When the California Gulch fever broke out and brought hordes of men from the east in 1860, Father Machebeuf appeared upon the field and celebrated the first mass. He labored among the camps, paying yearly visits to each and remaining for several weeks at a time. In 1875 Father Robinson of Denver was sent to Fairplay, just across the range, and one of the duties assigned him was a monthly visit to California Gulch and Oro (Leadville), which then consisted of only a few log cabins. In February, 1879, Father Robinson was despatched to Leadville, where he found about twenty-five members, but so rapidly did the congregation increase that in the course of a few weeks a church was erected on the comer of East Third and Spruce streets, the first place of public worship in the city. The church, quickly becoming too small, was abandoned in 1879 and the new Church of the Annunciation occupied. Father Robinson, who gave Catholicism its first life in Leadville, was also responsible for the St. Vincent’s Hospital in that city.
In Boulder, Colorado, the first church building of the Catholic Church was that 0f the Sacred Heart, constructed in the year 1876 by Rev. A. J. Abel. In Georgetown the Catholics formed the basis of their church when the town was first laid but; a building was early constructed and named after “Our Lady of Lourdes,” with Rev. Thomas Foley as the first rector. Longmont had her first Catholic church building in 1882, the same year as the first structure was put up in Colorado Springs. At Central City Father Machebeuf established a church in 1872; an academy was built on Gunnell Hill in 1874. The first priest at Golden was Rev. Thomas McGrath, who began his work there in 1871. The church was established at Glenwood Springs in 1886 and at Manitou in 1889. The Catholics were established at a very early date in the vicinity of Trinidad. Its people have progressed with the years and now number far in excess of other denominations in the southern part of the state. Sterling first had a Catholic church, built of wood, in 1887-8. Rev. Father Howlett was among the more prominent of the early rectors here. At Grand Junction Rev. Father Servant, assistant priest at Gunnison, held the first services March 24, 1883, and on June 7th was appointed pastor by Father Machebeuf, his work also embracing Delta, Montrose, Ouray and the San Miguel country. The new church at Grand Junction was opened for services in April of the year 1884. The period of greatest growth of Catholicism in Colorado is from 1885 until 1895; in this decade, at some time or other, church societies were established at practically every community of importance in the state. Most of these had small beginnings, meetings ordinarily being held in the private residences at first, but in nearly every case church structures of size and beauty were soon built.
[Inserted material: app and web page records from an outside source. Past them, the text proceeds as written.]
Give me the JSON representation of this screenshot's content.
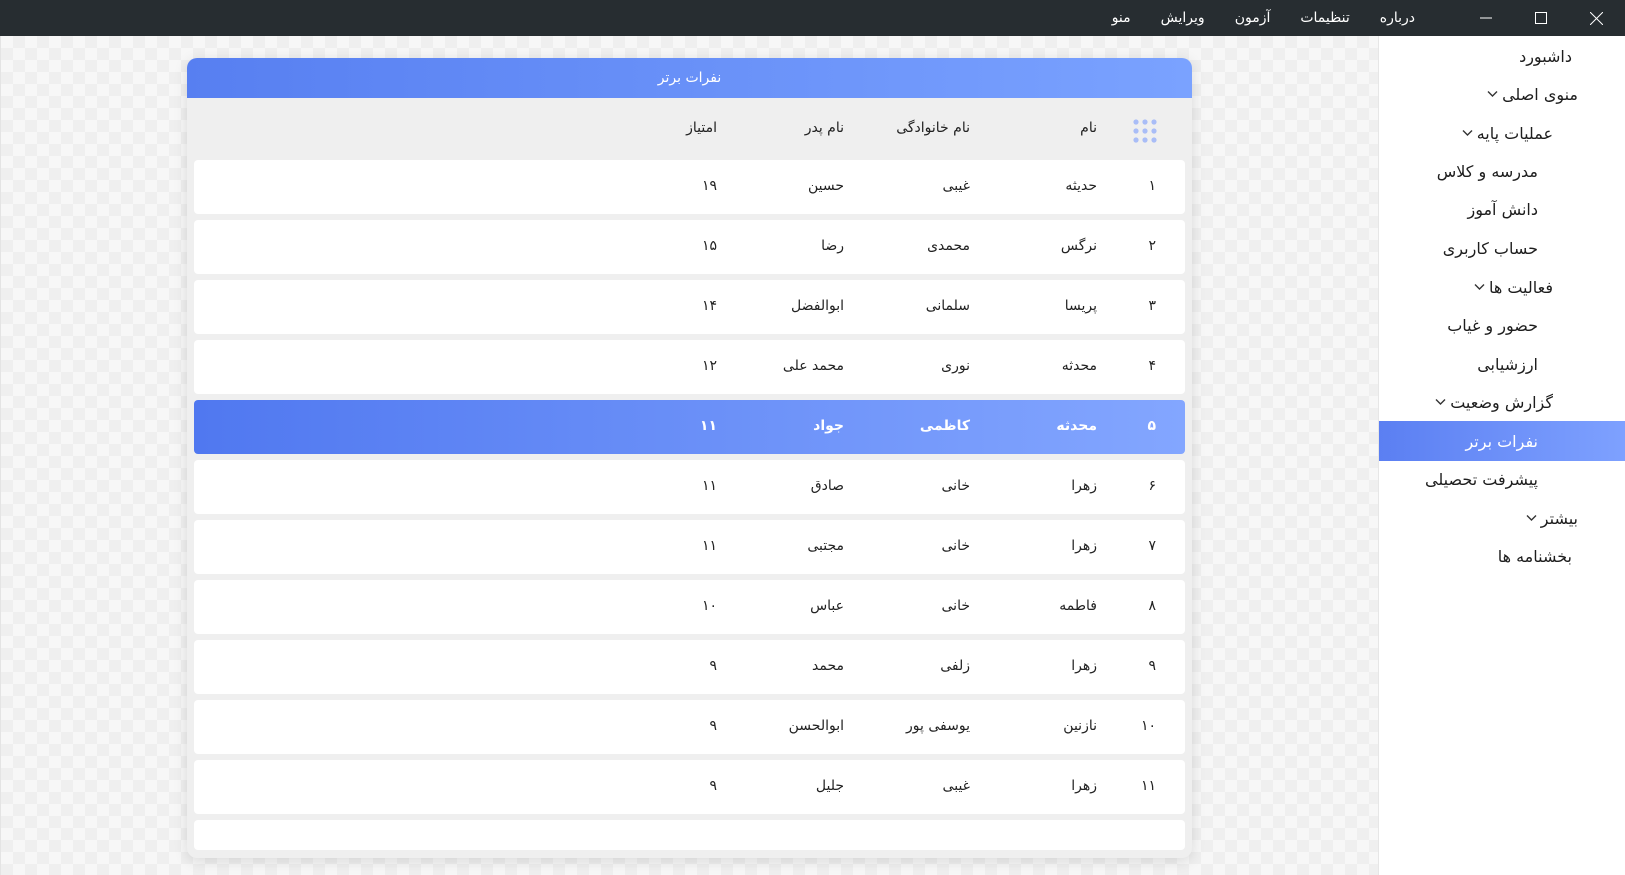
{
  "window": {
    "menu": [
      "منو",
      "ویرایش",
      "آزمون",
      "تنظیمات",
      "درباره"
    ]
  },
  "sidebar": {
    "items": [
      {
        "label": "داشبورد",
        "chevron": false,
        "level": 0
      },
      {
        "label": "منوی اصلی",
        "chevron": true,
        "level": 0
      },
      {
        "label": "عملیات پایه",
        "chevron": true,
        "level": 1
      },
      {
        "label": "مدرسه و کلاس",
        "chevron": false,
        "level": 2
      },
      {
        "label": "دانش آموز",
        "chevron": false,
        "level": 2
      },
      {
        "label": "حساب کاربری",
        "chevron": false,
        "level": 2
      },
      {
        "label": "فعالیت ها",
        "chevron": true,
        "level": 1
      },
      {
        "label": "حضور و غیاب",
        "chevron": false,
        "level": 2
      },
      {
        "label": "ارزشیابی",
        "chevron": false,
        "level": 2
      },
      {
        "label": "گزارش وضعیت",
        "chevron": true,
        "level": 1
      },
      {
        "label": "نفرات برتر",
        "chevron": false,
        "level": 2,
        "active": true
      },
      {
        "label": "پیشرفت تحصیلی",
        "chevron": false,
        "level": 2
      },
      {
        "label": "بیشتر",
        "chevron": true,
        "level": 0
      },
      {
        "label": "بخشنامه ها",
        "chevron": false,
        "level": 1
      }
    ]
  },
  "card": {
    "title": "نفرات برتر",
    "columns": {
      "name": "نام",
      "family": "نام خانوادگی",
      "father": "نام پدر",
      "score": "امتیاز"
    },
    "rows": [
      {
        "idx": "۱",
        "name": "حدیثه",
        "family": "غیبی",
        "father": "حسین",
        "score": "۱۹"
      },
      {
        "idx": "۲",
        "name": "نرگس",
        "family": "محمدی",
        "father": "رضا",
        "score": "۱۵"
      },
      {
        "idx": "۳",
        "name": "پریسا",
        "family": "سلمانی",
        "father": "ابوالفضل",
        "score": "۱۴"
      },
      {
        "idx": "۴",
        "name": "محدثه",
        "family": "نوری",
        "father": "محمد علی",
        "score": "۱۲"
      },
      {
        "idx": "۵",
        "name": "محدثه",
        "family": "کاظمی",
        "father": "جواد",
        "score": "۱۱",
        "selected": true
      },
      {
        "idx": "۶",
        "name": "زهرا",
        "family": "خانی",
        "father": "صادق",
        "score": "۱۱"
      },
      {
        "idx": "۷",
        "name": "زهرا",
        "family": "خانی",
        "father": "مجتبی",
        "score": "۱۱"
      },
      {
        "idx": "۸",
        "name": "فاطمه",
        "family": "خانی",
        "father": "عباس",
        "score": "۱۰"
      },
      {
        "idx": "۹",
        "name": "زهرا",
        "family": "زلفی",
        "father": "محمد",
        "score": "۹"
      },
      {
        "idx": "۱۰",
        "name": "نازنین",
        "family": "یوسفی پور",
        "father": "ابوالحسن",
        "score": "۹"
      },
      {
        "idx": "۱۱",
        "name": "زهرا",
        "family": "غیبی",
        "father": "جلیل",
        "score": "۹"
      }
    ]
  },
  "colors": {
    "accent": "#5b7ff2",
    "titlebar": "#272d31"
  }
}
In a census of the different denominations of the state at the present time, the members of the Catholic Church are found to be in greater numbers than of any other one denomination.
Source:History of Colorado, Wilbur Fisk Stone, Editor, Volume I, Chicago, The S. J. Clarke Publishing Company, 1918